Bob Coen had been Madison Avenue’s unblinking oracle for 60 years, and when he stepped down as chief forecaster at Magna last March, it was the end of an era.
And while the biz respectfully marked the occasion of Coen’s retirement, those who crunch numbers for their daily bread say Magna tapped a more-than-worthy replacement in Brian Wieser.
Three months after taking the reins as senior vp and global forecasting director, Wieser announced that he had torn up the traditional methodology that informed how the industry gauged its own health, eschewing calculations based on ad revenue in favor of an assessment of media supplier revenues. The new approach neatly side-stepped unreliable rate-card data and estimates based on anecdotal evidence for a more verifiable set of data points culled from Security Exchange Commission filings and a wealth of ancillary sources such as census data, employment data, etc.
In keeping with Magna’s global ambitions, the Wieser forecast also was expanded to assess 70 overseas markets. “The prevailing forecasting model was very Old World, and while Wall Street used the information, it still wasn’t very comprehensive,” said MagnaGlobal president/CEO Elizabeth Herbst-Brady.
Now analysts from a roster of firms that includes Barclays Capital, Deutsche Bank and UBS support that assertion. “We use Magna’s actuals as the basis of our model,” said Barclays Capital analyst Anthony DiClemente. “There just isn’t another source out there that provides such good data.”
A former Wall Street hand himself––Wieser joined Magna from Deutsche Bank in ’03––explained that some of his methodology reflected his experience on the firm’s cable and satellite sector equity research team.
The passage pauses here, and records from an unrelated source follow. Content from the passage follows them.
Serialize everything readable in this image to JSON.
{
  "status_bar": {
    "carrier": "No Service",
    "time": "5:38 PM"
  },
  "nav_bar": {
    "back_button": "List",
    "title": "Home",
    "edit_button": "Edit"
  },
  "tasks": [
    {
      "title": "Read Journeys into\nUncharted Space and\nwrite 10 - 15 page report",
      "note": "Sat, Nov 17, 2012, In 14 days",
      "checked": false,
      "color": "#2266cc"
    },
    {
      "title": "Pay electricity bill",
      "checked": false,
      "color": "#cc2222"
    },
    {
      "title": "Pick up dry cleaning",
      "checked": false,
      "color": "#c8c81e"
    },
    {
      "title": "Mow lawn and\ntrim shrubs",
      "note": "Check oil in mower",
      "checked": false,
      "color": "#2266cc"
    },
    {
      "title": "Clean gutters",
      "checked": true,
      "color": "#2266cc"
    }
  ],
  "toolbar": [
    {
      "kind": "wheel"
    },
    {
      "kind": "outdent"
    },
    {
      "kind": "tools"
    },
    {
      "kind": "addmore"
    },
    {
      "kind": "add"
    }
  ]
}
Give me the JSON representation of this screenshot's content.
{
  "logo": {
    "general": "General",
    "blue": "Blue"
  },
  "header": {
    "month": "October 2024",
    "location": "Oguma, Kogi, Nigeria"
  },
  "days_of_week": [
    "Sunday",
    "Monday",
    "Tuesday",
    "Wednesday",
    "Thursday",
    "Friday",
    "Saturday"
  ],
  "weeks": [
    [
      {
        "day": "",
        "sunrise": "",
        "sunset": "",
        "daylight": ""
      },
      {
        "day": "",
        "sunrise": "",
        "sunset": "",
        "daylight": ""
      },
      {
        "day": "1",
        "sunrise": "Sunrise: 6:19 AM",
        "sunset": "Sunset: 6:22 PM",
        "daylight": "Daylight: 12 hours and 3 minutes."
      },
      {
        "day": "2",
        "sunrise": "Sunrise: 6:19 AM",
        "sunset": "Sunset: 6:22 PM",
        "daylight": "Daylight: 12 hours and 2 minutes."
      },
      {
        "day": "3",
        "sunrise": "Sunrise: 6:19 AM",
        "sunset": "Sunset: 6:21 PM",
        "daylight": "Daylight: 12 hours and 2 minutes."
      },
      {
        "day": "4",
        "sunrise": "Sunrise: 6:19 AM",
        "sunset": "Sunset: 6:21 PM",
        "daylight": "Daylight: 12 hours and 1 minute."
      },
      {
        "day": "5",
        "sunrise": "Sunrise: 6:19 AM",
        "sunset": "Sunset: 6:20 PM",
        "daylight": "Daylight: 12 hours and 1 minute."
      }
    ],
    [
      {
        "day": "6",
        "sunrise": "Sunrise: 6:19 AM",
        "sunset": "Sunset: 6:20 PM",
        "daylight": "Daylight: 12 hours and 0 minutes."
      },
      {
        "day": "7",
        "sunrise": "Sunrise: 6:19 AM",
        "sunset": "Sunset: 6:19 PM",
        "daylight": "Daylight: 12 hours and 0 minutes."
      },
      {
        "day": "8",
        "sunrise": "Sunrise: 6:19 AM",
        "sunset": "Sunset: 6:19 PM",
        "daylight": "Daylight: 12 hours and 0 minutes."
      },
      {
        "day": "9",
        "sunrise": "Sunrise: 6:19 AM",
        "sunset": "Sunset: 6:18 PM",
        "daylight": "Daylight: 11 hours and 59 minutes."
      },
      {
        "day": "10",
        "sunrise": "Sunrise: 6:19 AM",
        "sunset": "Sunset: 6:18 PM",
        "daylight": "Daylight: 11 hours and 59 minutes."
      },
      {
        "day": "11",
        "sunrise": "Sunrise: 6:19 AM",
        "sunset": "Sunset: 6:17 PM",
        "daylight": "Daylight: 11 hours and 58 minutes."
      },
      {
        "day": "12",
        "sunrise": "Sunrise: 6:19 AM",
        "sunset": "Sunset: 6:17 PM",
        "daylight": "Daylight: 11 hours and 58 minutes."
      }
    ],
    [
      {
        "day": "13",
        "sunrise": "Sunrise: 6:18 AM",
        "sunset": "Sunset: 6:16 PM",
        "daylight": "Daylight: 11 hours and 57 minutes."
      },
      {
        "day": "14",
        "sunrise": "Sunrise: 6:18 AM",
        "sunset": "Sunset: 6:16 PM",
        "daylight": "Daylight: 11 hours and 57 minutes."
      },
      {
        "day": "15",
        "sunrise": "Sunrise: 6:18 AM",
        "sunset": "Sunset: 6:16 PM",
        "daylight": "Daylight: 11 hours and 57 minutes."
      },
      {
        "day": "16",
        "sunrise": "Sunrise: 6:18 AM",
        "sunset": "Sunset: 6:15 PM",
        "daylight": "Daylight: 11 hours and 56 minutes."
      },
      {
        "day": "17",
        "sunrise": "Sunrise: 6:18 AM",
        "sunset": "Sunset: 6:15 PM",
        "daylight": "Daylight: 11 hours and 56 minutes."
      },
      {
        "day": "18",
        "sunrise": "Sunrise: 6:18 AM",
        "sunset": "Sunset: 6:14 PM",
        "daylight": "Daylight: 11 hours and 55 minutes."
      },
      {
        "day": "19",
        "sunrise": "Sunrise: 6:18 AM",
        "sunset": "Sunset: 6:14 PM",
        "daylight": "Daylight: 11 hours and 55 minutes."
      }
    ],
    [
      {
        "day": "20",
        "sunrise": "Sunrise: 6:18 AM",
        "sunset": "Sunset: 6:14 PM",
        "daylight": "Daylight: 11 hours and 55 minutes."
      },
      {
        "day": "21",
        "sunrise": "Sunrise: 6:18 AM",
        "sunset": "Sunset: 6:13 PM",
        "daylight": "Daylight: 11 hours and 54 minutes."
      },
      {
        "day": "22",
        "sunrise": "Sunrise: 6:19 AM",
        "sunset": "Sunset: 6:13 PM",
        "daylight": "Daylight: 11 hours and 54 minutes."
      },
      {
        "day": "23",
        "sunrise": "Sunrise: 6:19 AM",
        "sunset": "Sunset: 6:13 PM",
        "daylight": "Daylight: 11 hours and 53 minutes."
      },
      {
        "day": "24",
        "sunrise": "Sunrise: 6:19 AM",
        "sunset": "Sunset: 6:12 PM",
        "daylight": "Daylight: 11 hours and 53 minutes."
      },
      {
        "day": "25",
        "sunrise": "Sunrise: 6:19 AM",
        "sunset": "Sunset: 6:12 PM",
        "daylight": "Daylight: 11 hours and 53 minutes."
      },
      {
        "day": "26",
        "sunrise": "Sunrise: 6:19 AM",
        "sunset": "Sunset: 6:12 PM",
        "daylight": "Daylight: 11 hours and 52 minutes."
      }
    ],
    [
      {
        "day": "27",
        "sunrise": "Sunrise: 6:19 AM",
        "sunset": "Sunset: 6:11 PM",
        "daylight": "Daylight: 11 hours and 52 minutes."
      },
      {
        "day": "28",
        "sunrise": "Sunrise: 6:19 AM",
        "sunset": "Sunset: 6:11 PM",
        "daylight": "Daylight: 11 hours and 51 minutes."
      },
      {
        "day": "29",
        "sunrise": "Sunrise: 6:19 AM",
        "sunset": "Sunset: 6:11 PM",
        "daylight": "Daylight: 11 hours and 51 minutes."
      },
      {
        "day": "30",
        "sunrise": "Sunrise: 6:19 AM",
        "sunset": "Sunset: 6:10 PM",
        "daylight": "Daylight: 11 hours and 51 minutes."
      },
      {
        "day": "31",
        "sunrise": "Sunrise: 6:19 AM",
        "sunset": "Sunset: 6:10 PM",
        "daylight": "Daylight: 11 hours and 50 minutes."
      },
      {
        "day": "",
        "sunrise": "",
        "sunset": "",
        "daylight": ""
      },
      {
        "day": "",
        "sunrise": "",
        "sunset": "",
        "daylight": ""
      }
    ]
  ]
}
“Most analysts who care about this industry aren’t so much concerned with what the marketers are doing,” he said. “They’re trying to understand what the owners are doing and how that’s affecting business. Ultimately, we’re trying to understand media owners too.”